## Work to be completed
Every line below that includes the word "volume" needs to be copied.

── Data extracts ──

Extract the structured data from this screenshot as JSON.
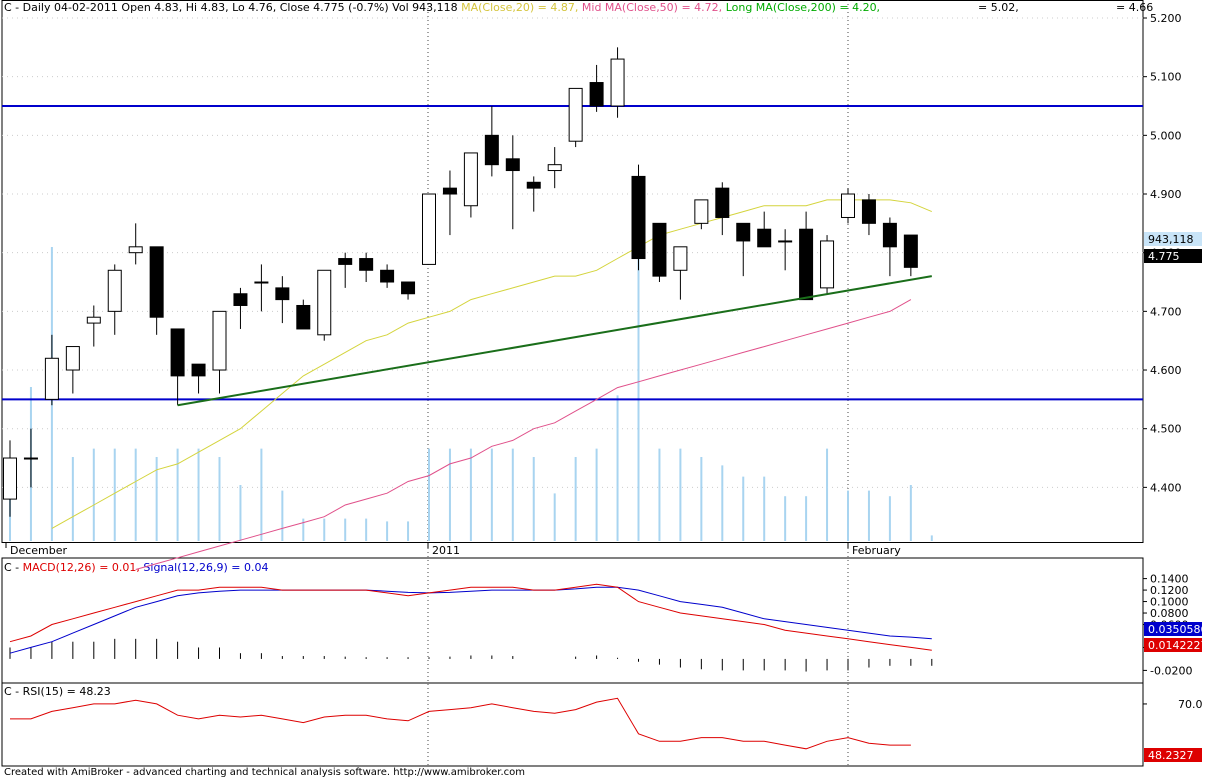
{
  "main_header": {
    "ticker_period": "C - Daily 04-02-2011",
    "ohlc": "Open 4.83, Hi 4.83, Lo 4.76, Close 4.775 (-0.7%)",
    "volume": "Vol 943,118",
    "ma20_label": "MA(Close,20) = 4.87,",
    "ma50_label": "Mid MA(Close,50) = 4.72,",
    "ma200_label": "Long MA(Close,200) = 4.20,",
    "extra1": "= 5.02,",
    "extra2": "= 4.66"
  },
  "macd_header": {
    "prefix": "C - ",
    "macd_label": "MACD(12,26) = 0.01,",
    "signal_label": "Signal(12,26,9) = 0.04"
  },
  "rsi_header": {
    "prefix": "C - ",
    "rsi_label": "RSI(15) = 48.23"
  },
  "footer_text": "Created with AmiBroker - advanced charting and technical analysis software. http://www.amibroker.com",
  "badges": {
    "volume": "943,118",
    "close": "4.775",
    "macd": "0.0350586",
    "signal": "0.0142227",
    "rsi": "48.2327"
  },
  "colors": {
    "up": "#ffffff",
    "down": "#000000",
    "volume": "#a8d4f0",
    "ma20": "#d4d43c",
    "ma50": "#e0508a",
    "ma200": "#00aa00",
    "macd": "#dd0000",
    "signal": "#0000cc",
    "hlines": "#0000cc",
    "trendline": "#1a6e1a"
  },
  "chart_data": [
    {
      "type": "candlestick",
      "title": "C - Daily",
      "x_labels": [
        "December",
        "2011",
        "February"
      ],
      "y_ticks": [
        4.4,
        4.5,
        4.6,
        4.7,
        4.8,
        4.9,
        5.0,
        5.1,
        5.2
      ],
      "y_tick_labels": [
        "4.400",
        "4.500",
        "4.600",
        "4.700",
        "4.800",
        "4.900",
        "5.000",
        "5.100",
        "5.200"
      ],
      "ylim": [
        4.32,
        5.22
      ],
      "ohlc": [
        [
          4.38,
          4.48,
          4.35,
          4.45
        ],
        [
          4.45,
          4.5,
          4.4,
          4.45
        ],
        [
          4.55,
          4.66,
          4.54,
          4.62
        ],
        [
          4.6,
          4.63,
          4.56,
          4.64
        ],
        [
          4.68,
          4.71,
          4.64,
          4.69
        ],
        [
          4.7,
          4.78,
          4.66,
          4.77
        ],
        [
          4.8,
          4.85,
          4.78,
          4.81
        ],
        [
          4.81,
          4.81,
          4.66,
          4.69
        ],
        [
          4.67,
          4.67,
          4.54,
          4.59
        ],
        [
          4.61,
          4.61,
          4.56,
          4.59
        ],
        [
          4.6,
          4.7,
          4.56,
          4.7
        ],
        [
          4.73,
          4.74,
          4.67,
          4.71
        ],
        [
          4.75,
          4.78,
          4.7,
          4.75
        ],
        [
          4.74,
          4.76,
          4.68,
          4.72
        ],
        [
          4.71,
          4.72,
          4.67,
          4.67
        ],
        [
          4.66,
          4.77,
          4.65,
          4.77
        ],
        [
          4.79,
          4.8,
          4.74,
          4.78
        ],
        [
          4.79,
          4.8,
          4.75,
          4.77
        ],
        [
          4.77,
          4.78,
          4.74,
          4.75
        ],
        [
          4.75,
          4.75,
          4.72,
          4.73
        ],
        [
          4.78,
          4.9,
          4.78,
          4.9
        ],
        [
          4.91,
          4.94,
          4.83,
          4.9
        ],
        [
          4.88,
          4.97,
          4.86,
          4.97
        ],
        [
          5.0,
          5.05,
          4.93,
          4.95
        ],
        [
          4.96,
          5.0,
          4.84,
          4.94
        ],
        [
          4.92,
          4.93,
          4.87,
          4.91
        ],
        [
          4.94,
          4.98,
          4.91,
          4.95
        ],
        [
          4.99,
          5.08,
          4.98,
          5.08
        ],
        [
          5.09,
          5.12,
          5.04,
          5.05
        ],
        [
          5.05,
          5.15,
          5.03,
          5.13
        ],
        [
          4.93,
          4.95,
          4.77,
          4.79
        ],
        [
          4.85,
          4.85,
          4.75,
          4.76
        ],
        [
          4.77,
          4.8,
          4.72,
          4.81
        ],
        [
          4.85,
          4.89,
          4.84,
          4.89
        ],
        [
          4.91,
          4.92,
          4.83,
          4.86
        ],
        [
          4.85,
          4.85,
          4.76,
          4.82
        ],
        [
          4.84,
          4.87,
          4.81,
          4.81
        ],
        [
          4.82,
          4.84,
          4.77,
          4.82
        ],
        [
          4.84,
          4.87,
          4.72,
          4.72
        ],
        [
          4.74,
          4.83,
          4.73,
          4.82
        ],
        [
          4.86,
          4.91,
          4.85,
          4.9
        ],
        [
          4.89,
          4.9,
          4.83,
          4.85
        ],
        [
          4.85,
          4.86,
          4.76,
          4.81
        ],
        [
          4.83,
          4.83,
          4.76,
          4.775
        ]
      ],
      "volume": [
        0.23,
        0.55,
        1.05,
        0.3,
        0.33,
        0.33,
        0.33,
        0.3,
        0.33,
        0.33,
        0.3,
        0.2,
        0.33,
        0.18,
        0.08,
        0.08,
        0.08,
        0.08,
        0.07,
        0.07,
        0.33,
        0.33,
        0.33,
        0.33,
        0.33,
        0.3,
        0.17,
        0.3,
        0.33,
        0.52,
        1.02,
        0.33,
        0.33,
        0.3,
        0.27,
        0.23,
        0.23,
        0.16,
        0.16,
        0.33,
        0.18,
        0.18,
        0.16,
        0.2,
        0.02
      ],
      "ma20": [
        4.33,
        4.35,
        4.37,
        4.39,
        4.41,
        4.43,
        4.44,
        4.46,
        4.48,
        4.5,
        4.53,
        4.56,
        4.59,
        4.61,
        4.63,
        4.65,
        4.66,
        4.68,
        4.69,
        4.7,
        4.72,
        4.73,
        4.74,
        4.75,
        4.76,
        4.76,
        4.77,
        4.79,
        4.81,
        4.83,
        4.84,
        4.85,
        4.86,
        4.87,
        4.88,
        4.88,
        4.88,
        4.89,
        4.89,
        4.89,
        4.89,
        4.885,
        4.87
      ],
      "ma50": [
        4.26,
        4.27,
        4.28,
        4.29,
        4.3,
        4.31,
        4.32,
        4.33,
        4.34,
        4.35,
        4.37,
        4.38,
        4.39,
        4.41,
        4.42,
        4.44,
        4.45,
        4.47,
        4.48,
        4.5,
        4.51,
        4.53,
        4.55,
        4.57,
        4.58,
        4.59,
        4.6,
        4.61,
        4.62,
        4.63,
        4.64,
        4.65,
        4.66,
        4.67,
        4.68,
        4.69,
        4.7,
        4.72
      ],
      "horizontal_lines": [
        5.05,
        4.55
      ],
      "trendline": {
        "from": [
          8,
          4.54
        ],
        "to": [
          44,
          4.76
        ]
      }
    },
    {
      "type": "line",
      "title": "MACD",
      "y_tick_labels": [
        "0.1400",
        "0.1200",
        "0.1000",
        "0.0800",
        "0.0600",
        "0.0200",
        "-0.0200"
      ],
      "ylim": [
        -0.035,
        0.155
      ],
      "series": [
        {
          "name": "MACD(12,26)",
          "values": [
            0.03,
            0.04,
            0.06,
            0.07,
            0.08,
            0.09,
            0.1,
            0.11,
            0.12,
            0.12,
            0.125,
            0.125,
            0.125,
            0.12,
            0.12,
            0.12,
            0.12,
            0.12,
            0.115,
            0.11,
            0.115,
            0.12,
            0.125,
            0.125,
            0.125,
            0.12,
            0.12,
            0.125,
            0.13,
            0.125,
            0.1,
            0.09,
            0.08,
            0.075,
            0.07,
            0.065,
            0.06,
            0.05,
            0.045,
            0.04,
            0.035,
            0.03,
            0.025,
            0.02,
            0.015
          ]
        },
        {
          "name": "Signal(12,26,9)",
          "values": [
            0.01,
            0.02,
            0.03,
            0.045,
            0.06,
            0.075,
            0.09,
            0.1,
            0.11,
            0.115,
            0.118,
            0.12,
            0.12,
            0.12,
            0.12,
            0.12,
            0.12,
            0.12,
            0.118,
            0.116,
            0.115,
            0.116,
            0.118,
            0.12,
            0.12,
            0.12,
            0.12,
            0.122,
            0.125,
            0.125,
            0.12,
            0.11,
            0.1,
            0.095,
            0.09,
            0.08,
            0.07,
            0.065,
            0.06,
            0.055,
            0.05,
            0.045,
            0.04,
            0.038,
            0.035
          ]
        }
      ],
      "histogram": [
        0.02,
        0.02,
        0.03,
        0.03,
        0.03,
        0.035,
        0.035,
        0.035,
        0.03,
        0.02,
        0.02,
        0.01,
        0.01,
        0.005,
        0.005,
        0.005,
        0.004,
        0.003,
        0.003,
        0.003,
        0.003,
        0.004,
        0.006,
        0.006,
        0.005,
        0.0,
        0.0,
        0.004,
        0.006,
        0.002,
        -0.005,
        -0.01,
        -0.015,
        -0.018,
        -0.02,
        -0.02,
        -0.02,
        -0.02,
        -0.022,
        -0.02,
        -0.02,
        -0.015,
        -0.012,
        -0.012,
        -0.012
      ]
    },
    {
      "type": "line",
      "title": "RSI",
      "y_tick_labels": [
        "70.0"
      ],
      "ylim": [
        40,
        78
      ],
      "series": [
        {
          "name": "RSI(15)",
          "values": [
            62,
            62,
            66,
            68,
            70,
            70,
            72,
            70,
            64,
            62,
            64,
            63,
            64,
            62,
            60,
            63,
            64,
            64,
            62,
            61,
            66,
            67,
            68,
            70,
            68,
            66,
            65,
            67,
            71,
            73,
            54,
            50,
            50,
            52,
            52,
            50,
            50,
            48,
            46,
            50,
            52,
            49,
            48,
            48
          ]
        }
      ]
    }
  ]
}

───

## Problem solution
    "volume": "Vol 943,118",
    "volume": "943,118",
    "volume": "#a8d4f0",
      "volume": [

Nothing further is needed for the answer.